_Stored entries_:
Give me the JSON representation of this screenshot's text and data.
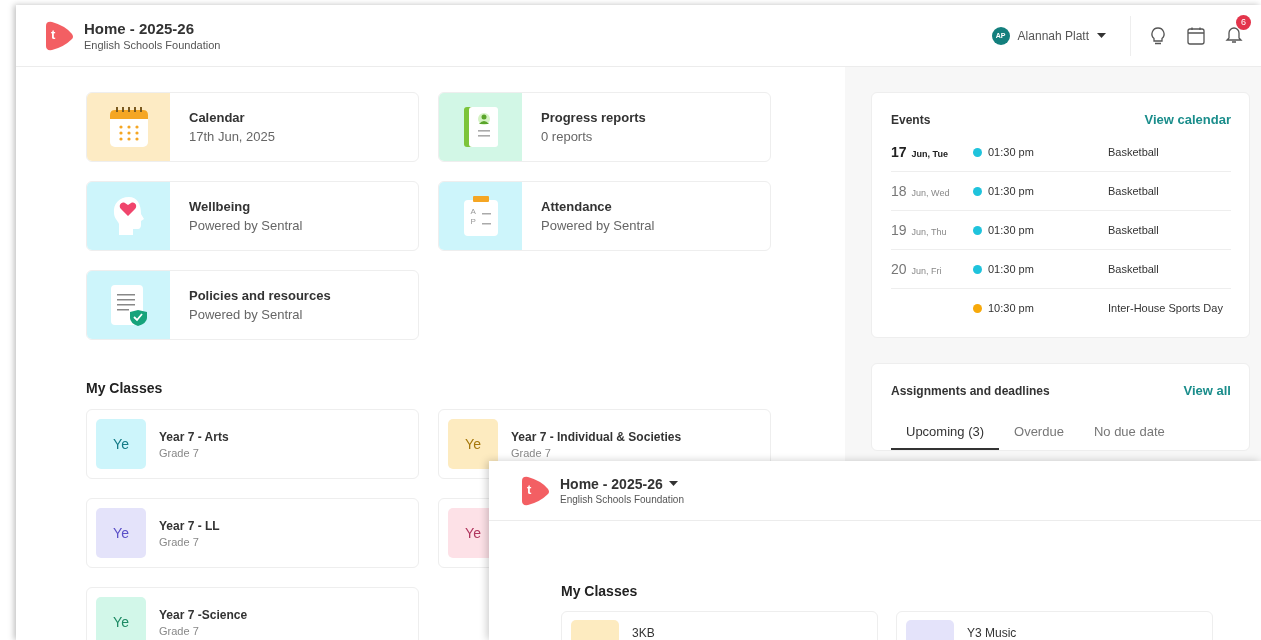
{
  "header": {
    "logo": "t",
    "title": "Home - 2025-26",
    "subtitle": "English Schools Foundation",
    "user": {
      "initials": "AP",
      "name": "Alannah Platt"
    },
    "notification_count": "6"
  },
  "tiles": [
    {
      "kind": "calendar",
      "title": "Calendar",
      "subtitle": "17th Jun, 2025"
    },
    {
      "kind": "progress",
      "title": "Progress reports",
      "subtitle": "0 reports"
    },
    {
      "kind": "wellbeing",
      "title": "Wellbeing",
      "subtitle": "Powered by Sentral"
    },
    {
      "kind": "attendance",
      "title": "Attendance",
      "subtitle": "Powered by Sentral",
      "icon_letters": [
        "A",
        "P"
      ]
    },
    {
      "kind": "policies",
      "title": "Policies and resources",
      "subtitle": "Powered by Sentral"
    }
  ],
  "my_classes": {
    "heading": "My Classes",
    "classes": [
      {
        "abbr": "Ye",
        "name": "Year 7 - Arts",
        "grade": "Grade 7",
        "color": "#cdf5fb"
      },
      {
        "abbr": "Ye",
        "name": "Year 7 - Individual & Societies",
        "grade": "Grade 7",
        "color": "#fdebc0"
      },
      {
        "abbr": "Ye",
        "name": "Year 7 - LL",
        "grade": "Grade 7",
        "color": "#e4e3fa"
      },
      {
        "abbr": "Ye",
        "color": "#fde1e7"
      },
      {
        "abbr": "Ye",
        "name": "Year 7 -Science",
        "grade": "Grade 7",
        "color": "#d2f7e9"
      }
    ]
  },
  "events": {
    "title": "Events",
    "link": "View calendar",
    "rows": [
      {
        "day": "17",
        "date": "Jun, Tue",
        "today": true,
        "time": "01:30 pm",
        "color": "#1fc3dc",
        "title": "Basketball"
      },
      {
        "day": "18",
        "date": "Jun, Wed",
        "today": false,
        "time": "01:30 pm",
        "color": "#1fc3dc",
        "title": "Basketball"
      },
      {
        "day": "19",
        "date": "Jun, Thu",
        "today": false,
        "time": "01:30 pm",
        "color": "#1fc3dc",
        "title": "Basketball"
      },
      {
        "day": "20",
        "date": "Jun, Fri",
        "today": false,
        "time": "01:30 pm",
        "color": "#1fc3dc",
        "title": "Basketball"
      },
      {
        "time": "10:30 pm",
        "color": "#f7a90a",
        "title": "Inter-House Sports Day"
      }
    ]
  },
  "assignments": {
    "title": "Assignments and deadlines",
    "link": "View all",
    "tabs": [
      {
        "label": "Upcoming (3)",
        "selected": true
      },
      {
        "label": "Overdue",
        "selected": false
      },
      {
        "label": "No due date",
        "selected": false
      }
    ]
  },
  "overlay_window": {
    "logo": "t",
    "title": "Home - 2025-26",
    "subtitle": "English Schools Foundation",
    "heading": "My Classes",
    "classes": [
      {
        "name": "3KB",
        "color": "#fdebc0"
      },
      {
        "name": "Y3 Music",
        "color": "#e4e3fa"
      }
    ]
  }
}
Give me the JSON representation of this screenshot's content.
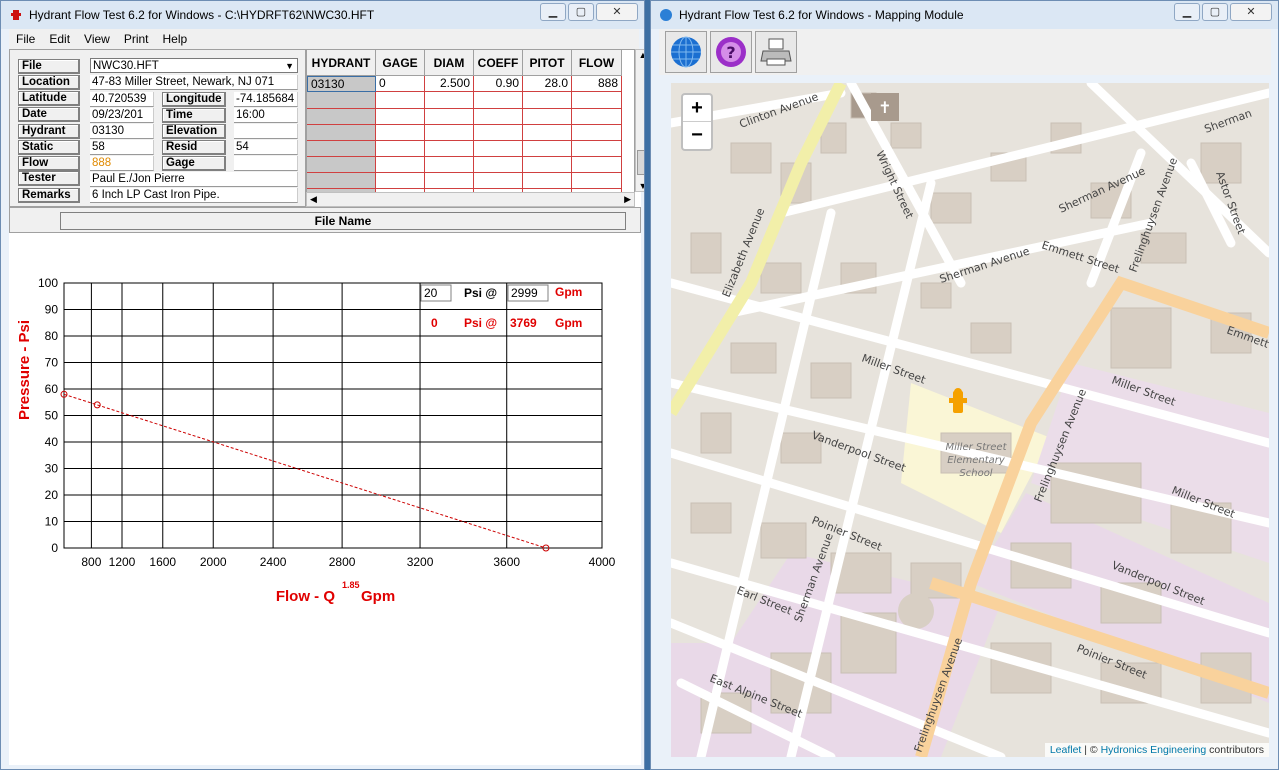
{
  "left_window": {
    "title": "Hydrant Flow Test 6.2 for Windows - C:\\HYDRFT62\\NWC30.HFT",
    "menu": [
      "File",
      "Edit",
      "View",
      "Print",
      "Help"
    ],
    "form": {
      "file_label": "File",
      "file_value": "NWC30.HFT",
      "location_label": "Location",
      "location_value": "47-83 Miller Street, Newark, NJ 071",
      "latitude_label": "Latitude",
      "latitude_value": "40.720539",
      "longitude_label": "Longitude",
      "longitude_value": "-74.185684",
      "date_label": "Date",
      "date_value": "09/23/201",
      "time_label": "Time",
      "time_value": "16:00",
      "hydrant_label": "Hydrant",
      "hydrant_value": "03130",
      "elevation_label": "Elevation",
      "elevation_value": "",
      "static_label": "Static",
      "static_value": "58",
      "resid_label": "Resid",
      "resid_value": "54",
      "flow_label": "Flow",
      "flow_value": "888",
      "gage_label": "Gage",
      "gage_value": "",
      "tester_label": "Tester",
      "tester_value": "Paul E./Jon Pierre",
      "remarks_label": "Remarks",
      "remarks_value": "6 Inch LP Cast Iron Pipe."
    },
    "grid": {
      "headers": [
        "HYDRANT",
        "GAGE",
        "DIAM",
        "COEFF",
        "PITOT",
        "FLOW"
      ],
      "row": [
        "03130",
        "0",
        "2.500",
        "0.90",
        "28.0",
        "888"
      ]
    },
    "file_name_header": "File Name",
    "psi_row1": {
      "psi": "20",
      "psi_at": "Psi @",
      "gpm": "2999",
      "unit": "Gpm"
    },
    "psi_row2": {
      "psi": "0",
      "psi_at": "Psi @",
      "gpm": "3769",
      "unit": "Gpm"
    }
  },
  "chart_data": {
    "type": "line",
    "ylabel": "Pressure - Psi",
    "xlabel": "Flow - Q",
    "xlabel_exponent": "1.85",
    "xlabel_unit": "Gpm",
    "x_ticks": [
      "800",
      "1200",
      "1600",
      "2000",
      "2400",
      "2800",
      "3200",
      "3600",
      "4000"
    ],
    "y_ticks": [
      "100",
      "90",
      "80",
      "70",
      "60",
      "50",
      "40",
      "30",
      "20",
      "10",
      "0"
    ],
    "ylim": [
      0,
      100
    ],
    "xlim": [
      0,
      4000
    ],
    "x_scale": "Q^1.85",
    "points": [
      {
        "x": 0,
        "y": 58
      },
      {
        "x": 888,
        "y": 54
      },
      {
        "x": 3769,
        "y": 0
      }
    ],
    "line_style": "dashed",
    "color": "#cc0000"
  },
  "right_window": {
    "title": "Hydrant Flow Test 6.2 for Windows - Mapping Module",
    "tools": [
      "globe-icon",
      "help-icon",
      "printer-icon"
    ],
    "zoom_in": "+",
    "zoom_out": "−",
    "streets": [
      "Clinton Avenue",
      "Wright Street",
      "Elizabeth Avenue",
      "Sherman Avenue",
      "Emmett Street",
      "Frelinghuysen Avenue",
      "Astor Street",
      "Miller Street",
      "Vanderpool Street",
      "Poinier Street",
      "Earl Street",
      "East Alpine Street",
      "Emmett",
      "Sherman"
    ],
    "poi": [
      "Miller Street",
      "Elementary",
      "School"
    ],
    "attribution_leaflet": "Leaflet",
    "attribution_sep": " | © ",
    "attribution_owner": "Hydronics Engineering",
    "attribution_tail": " contributors"
  }
}
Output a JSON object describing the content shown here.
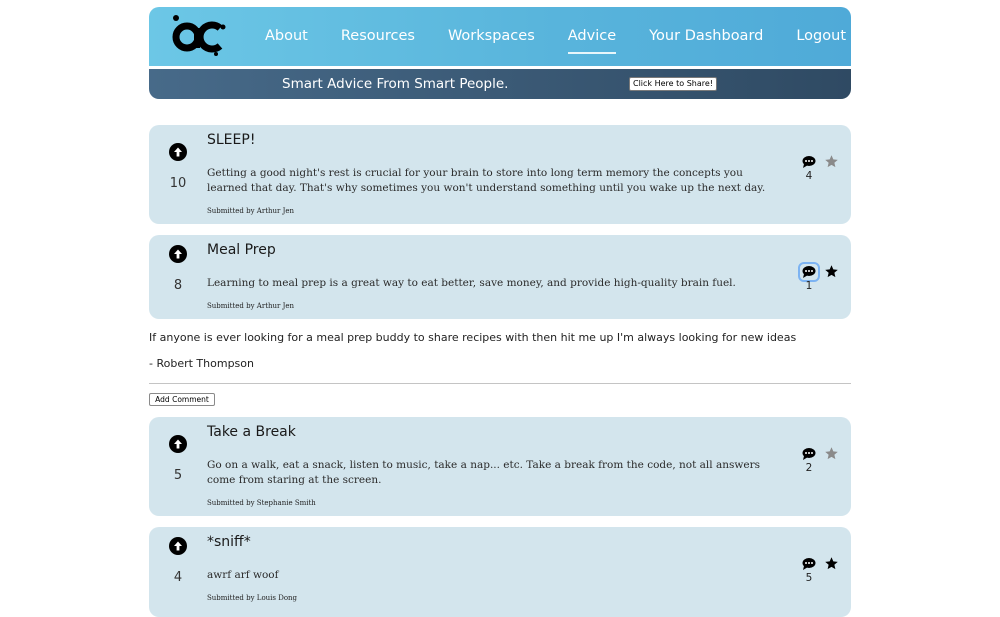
{
  "nav": {
    "logo_alt": "AC",
    "items": [
      {
        "label": "About"
      },
      {
        "label": "Resources"
      },
      {
        "label": "Workspaces"
      },
      {
        "label": "Advice",
        "active": true
      },
      {
        "label": "Your Dashboard"
      },
      {
        "label": "Logout"
      }
    ]
  },
  "banner": {
    "tagline": "Smart Advice From Smart People.",
    "share_label": "Click Here to Share!"
  },
  "posts": [
    {
      "title": "SLEEP!",
      "votes": "10",
      "body": "Getting a good night's rest is crucial for your brain to store into long term memory the concepts you learned that day. That's why sometimes you won't understand something until you wake up the next day.",
      "author": "Submitted by Arthur Jen",
      "comment_count": "4",
      "starred": false
    },
    {
      "title": "Meal Prep",
      "votes": "8",
      "body": "Learning to meal prep is a great way to eat better, save money, and provide high-quality brain fuel.",
      "author": "Submitted by Arthur Jen",
      "comment_count": "1",
      "starred": true
    },
    {
      "title": "Take a Break",
      "votes": "5",
      "body": "Go on a walk, eat a snack, listen to music, take a nap... etc. Take a break from the code, not all answers come from staring at the screen.",
      "author": "Submitted by Stephanie Smith",
      "comment_count": "2",
      "starred": false
    },
    {
      "title": "*sniff*",
      "votes": "4",
      "body": "awrf arf woof",
      "author": "Submitted by Louis Dong",
      "comment_count": "5",
      "starred": true
    }
  ],
  "comments": {
    "text": "If anyone is ever looking for a meal prep buddy to share recipes with then hit me up I'm always looking for new ideas",
    "author": "- Robert Thompson",
    "add_label": "Add Comment"
  },
  "colors": {
    "header_gradient_start": "#6cc7e6",
    "header_gradient_end": "#4faad8",
    "banner": "#2f4a63",
    "card_background": "#d3e5ed",
    "star_active": "#000000",
    "star_inactive": "#8a8a8a"
  }
}
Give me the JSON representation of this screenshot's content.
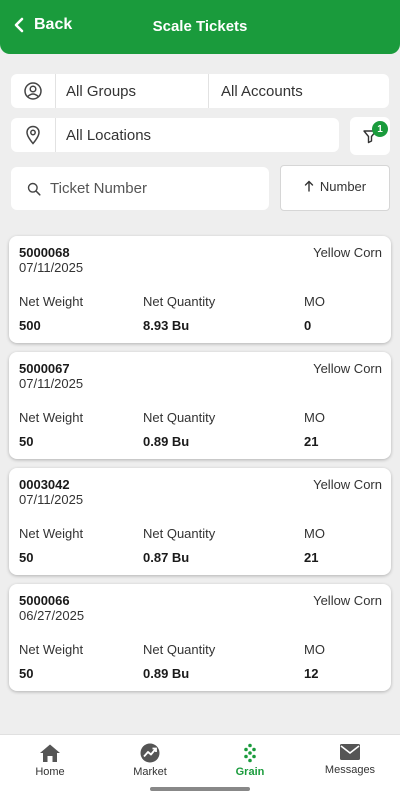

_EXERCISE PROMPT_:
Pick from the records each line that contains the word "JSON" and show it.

_ANSWER SECTION_:
Give me the JSON representation of this screenshot's text and data.
Give me the JSON representation of this screenshot's content.
Output a JSON object describing the content shown here.
Give me the JSON representation of this screenshot's content.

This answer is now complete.